▸ WHAT IS EXPECTED: What is the number of lines in the entries below that include the word "times"? Provide the number only.
** EXTRACTED MATERIAL follows **
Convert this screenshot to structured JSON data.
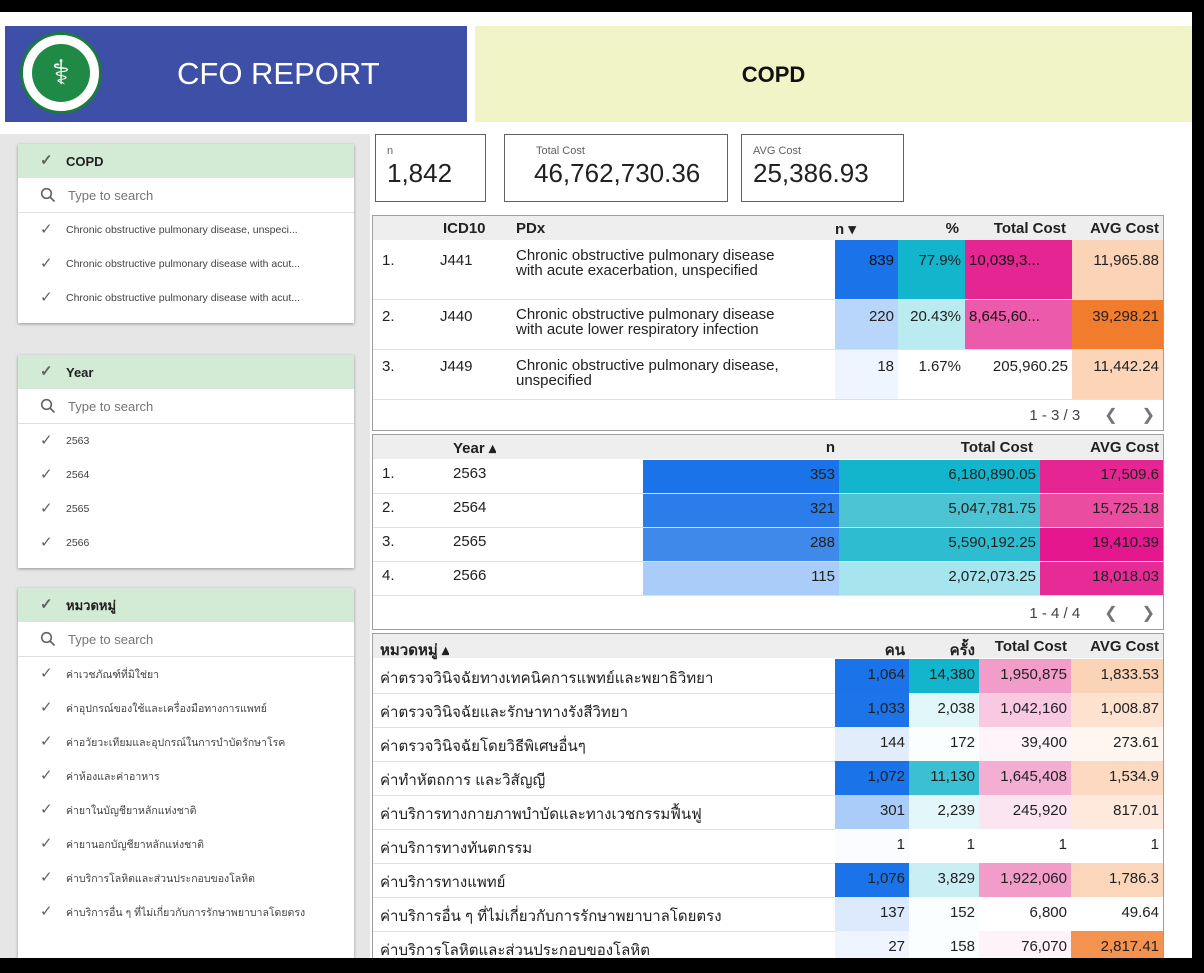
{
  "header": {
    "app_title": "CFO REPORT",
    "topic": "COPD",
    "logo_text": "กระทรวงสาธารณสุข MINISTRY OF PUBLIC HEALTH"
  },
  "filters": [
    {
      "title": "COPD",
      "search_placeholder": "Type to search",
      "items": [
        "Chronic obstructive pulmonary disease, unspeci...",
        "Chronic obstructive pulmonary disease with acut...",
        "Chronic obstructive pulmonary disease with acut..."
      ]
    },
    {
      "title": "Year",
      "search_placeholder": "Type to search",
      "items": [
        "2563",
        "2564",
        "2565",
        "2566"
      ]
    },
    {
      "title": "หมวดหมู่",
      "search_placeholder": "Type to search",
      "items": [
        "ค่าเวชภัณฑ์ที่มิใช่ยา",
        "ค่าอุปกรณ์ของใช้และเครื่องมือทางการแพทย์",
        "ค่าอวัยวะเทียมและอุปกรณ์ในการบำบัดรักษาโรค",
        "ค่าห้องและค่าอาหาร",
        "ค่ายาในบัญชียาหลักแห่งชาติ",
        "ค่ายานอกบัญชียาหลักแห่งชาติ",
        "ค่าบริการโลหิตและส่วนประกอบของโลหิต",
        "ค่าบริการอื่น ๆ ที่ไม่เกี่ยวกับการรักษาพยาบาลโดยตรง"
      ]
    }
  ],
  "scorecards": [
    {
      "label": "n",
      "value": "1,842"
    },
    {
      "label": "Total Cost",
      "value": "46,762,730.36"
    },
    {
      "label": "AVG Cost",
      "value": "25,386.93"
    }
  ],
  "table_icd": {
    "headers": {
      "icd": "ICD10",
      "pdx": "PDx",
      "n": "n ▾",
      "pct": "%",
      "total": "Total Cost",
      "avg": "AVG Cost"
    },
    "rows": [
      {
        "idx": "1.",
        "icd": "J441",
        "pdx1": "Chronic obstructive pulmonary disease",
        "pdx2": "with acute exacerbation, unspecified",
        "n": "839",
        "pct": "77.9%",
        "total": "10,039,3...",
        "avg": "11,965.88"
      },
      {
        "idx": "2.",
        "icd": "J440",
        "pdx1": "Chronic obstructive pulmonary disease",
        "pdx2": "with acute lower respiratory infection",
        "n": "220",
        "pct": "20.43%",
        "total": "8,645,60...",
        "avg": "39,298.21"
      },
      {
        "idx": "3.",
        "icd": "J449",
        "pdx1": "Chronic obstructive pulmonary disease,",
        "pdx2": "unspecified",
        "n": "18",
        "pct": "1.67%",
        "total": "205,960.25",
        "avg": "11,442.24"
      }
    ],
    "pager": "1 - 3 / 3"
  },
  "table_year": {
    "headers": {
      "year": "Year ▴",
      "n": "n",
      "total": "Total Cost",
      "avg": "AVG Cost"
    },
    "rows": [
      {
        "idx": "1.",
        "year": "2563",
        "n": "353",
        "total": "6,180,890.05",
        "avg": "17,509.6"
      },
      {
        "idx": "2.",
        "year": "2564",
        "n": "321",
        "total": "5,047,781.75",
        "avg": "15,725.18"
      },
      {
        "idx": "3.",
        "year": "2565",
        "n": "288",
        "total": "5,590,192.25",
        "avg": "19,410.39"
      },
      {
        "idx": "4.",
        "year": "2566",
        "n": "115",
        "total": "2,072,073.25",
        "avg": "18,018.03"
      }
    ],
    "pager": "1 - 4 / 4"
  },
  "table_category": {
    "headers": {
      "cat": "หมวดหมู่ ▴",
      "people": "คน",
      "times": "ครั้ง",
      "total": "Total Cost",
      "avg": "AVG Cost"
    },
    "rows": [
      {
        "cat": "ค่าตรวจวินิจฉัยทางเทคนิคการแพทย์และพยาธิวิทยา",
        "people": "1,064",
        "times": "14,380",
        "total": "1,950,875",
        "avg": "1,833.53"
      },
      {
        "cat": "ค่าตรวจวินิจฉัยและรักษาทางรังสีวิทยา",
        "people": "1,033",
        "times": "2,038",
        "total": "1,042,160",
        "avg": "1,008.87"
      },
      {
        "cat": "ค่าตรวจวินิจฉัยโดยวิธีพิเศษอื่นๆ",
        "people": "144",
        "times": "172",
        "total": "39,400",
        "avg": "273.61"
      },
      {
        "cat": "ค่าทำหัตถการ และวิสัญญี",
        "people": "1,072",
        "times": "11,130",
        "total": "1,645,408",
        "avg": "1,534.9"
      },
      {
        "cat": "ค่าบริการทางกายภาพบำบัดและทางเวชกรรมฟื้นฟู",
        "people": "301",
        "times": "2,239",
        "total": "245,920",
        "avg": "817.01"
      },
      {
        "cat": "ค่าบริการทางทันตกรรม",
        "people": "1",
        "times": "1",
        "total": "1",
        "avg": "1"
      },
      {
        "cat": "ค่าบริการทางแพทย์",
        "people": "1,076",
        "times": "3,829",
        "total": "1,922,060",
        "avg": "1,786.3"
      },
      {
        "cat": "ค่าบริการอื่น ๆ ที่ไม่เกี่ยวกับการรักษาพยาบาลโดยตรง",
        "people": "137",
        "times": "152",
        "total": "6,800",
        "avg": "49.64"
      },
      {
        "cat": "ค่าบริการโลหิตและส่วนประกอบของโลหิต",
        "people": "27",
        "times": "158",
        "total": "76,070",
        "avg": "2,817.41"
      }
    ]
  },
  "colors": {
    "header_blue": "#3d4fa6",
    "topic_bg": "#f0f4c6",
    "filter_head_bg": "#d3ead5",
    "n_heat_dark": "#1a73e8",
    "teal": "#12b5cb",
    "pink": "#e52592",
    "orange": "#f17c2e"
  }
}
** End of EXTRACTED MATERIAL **
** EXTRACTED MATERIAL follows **
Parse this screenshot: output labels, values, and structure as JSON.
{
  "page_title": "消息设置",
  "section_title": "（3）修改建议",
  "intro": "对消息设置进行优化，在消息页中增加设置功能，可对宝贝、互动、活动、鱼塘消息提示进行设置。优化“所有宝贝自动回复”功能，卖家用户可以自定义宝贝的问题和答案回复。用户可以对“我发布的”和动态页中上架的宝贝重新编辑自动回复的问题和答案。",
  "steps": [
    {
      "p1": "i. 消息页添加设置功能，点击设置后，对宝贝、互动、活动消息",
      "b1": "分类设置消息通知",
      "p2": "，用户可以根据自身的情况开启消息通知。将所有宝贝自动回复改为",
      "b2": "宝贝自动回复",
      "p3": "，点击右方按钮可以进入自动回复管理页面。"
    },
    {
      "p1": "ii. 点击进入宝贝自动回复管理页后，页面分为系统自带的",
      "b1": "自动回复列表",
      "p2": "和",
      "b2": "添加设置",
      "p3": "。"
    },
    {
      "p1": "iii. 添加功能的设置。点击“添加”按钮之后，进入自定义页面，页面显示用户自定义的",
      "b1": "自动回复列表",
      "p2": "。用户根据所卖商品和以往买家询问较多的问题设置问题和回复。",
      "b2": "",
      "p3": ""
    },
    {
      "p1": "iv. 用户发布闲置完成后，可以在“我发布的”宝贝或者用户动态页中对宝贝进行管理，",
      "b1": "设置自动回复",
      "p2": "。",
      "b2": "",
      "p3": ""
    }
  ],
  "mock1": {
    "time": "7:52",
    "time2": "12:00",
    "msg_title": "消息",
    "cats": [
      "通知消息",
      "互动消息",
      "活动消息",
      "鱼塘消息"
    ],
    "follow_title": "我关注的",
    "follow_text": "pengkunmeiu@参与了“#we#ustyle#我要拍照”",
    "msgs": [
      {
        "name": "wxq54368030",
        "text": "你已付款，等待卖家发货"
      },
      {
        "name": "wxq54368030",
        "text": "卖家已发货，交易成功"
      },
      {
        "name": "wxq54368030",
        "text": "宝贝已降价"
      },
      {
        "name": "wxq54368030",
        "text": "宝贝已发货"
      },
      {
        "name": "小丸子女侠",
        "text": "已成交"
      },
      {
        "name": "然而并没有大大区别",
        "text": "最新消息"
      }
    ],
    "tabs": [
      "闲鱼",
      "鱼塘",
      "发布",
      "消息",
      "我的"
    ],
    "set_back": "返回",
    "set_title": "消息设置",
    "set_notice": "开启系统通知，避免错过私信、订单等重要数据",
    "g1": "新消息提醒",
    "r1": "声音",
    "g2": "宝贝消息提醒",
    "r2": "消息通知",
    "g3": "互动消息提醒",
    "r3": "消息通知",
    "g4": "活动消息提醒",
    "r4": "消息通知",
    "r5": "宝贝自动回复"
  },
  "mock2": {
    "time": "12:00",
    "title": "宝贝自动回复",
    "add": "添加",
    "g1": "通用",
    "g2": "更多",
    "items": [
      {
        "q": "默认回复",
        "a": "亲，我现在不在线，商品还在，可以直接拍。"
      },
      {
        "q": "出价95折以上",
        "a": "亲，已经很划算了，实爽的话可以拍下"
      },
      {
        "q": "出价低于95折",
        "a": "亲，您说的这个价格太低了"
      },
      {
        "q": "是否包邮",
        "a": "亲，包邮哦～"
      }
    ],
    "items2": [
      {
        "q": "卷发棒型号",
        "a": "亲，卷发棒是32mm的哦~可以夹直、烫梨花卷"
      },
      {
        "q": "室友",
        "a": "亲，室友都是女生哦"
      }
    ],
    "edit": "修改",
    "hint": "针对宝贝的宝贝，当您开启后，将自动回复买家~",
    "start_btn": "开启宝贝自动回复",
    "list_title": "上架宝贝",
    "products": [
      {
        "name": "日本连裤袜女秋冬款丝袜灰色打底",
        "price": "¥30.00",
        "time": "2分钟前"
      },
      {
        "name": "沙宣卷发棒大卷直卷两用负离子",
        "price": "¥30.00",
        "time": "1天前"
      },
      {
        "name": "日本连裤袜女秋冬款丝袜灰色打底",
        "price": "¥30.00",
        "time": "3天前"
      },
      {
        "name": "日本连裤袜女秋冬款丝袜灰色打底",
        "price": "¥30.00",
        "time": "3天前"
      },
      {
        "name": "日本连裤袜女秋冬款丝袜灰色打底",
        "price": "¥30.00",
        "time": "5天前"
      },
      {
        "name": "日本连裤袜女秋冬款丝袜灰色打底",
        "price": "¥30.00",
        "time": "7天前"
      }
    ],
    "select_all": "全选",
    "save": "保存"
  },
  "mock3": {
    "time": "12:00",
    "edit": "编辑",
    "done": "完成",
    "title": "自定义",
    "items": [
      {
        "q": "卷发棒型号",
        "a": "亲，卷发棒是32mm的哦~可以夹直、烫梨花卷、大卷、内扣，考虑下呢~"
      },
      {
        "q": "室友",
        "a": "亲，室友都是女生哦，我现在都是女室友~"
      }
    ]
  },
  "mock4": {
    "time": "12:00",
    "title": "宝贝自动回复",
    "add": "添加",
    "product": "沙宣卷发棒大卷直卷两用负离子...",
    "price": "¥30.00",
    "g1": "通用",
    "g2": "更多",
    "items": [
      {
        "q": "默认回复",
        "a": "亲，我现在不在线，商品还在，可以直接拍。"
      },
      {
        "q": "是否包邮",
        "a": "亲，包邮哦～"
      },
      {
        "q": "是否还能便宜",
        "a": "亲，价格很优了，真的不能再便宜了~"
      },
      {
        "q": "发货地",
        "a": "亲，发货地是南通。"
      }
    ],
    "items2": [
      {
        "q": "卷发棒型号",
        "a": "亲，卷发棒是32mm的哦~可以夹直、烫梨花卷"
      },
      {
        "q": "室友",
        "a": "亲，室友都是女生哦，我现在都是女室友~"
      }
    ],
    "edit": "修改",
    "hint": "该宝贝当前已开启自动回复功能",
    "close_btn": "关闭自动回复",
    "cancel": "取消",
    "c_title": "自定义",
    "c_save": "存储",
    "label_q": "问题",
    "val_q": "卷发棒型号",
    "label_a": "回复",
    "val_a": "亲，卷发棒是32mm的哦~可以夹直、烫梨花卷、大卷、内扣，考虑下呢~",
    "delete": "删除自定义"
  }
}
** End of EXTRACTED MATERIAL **
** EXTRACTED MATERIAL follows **
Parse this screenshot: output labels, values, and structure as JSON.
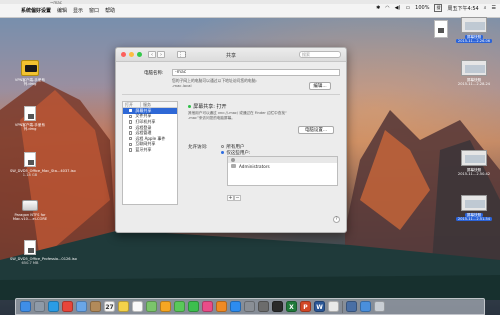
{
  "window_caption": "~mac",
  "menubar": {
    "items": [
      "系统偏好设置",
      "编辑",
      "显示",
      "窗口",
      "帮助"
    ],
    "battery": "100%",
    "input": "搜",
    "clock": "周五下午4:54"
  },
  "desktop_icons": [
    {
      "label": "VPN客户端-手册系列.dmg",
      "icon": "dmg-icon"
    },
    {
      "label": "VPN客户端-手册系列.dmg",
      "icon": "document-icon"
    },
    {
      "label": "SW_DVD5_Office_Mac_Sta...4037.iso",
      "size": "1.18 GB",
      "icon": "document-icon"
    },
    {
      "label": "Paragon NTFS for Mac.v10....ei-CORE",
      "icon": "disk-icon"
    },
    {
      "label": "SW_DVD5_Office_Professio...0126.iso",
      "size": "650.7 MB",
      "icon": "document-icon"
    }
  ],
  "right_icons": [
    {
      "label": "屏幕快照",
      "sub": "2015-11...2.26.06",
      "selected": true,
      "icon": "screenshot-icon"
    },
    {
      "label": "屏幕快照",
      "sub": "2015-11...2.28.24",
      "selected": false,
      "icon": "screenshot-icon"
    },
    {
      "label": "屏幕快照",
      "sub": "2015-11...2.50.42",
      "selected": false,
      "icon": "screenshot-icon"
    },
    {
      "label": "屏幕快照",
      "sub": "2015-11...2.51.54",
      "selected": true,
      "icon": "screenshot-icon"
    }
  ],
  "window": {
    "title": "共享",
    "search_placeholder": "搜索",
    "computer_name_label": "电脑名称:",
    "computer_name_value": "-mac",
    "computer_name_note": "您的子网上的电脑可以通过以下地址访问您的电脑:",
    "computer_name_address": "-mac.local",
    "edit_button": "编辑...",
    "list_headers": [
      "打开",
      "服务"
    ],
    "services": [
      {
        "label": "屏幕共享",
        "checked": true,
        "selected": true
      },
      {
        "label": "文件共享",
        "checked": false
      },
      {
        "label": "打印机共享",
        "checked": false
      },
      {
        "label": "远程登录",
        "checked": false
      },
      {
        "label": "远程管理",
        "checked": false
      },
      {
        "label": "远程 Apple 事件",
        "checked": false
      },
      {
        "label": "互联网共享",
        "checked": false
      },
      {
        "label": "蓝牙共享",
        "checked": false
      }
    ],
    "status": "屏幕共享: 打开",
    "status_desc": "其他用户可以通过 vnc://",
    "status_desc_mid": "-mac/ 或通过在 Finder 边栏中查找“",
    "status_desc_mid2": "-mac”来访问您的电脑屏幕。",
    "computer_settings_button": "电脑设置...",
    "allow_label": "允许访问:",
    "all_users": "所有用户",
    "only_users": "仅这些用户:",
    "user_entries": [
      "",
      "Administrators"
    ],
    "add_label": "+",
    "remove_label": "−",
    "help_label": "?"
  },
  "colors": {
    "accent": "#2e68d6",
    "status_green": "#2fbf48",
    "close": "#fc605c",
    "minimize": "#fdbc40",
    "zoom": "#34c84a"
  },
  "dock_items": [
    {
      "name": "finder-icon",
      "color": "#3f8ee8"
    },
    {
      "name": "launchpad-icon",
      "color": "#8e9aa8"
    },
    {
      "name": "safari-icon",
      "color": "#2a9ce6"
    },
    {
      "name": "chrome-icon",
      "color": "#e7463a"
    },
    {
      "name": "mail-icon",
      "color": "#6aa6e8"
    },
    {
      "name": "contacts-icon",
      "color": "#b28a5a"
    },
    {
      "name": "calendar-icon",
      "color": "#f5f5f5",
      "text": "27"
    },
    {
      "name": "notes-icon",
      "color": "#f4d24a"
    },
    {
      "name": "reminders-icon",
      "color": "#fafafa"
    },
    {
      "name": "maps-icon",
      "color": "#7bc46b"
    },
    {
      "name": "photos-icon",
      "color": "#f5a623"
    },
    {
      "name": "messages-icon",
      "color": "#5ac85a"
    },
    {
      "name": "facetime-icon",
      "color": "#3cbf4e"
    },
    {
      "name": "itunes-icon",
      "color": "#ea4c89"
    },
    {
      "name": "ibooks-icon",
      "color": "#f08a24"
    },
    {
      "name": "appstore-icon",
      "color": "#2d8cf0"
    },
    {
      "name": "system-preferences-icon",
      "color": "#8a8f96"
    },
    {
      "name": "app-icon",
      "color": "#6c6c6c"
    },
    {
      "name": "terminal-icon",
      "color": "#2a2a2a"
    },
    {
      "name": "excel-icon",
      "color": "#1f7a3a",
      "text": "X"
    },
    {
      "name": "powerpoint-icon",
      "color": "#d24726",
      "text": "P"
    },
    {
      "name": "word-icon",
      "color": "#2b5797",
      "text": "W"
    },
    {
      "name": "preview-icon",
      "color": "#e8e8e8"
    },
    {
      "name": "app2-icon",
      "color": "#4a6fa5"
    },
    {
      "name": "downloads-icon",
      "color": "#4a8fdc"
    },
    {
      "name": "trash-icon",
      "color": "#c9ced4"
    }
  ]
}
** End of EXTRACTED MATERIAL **
▸ WRITTEN RESPONSE: 10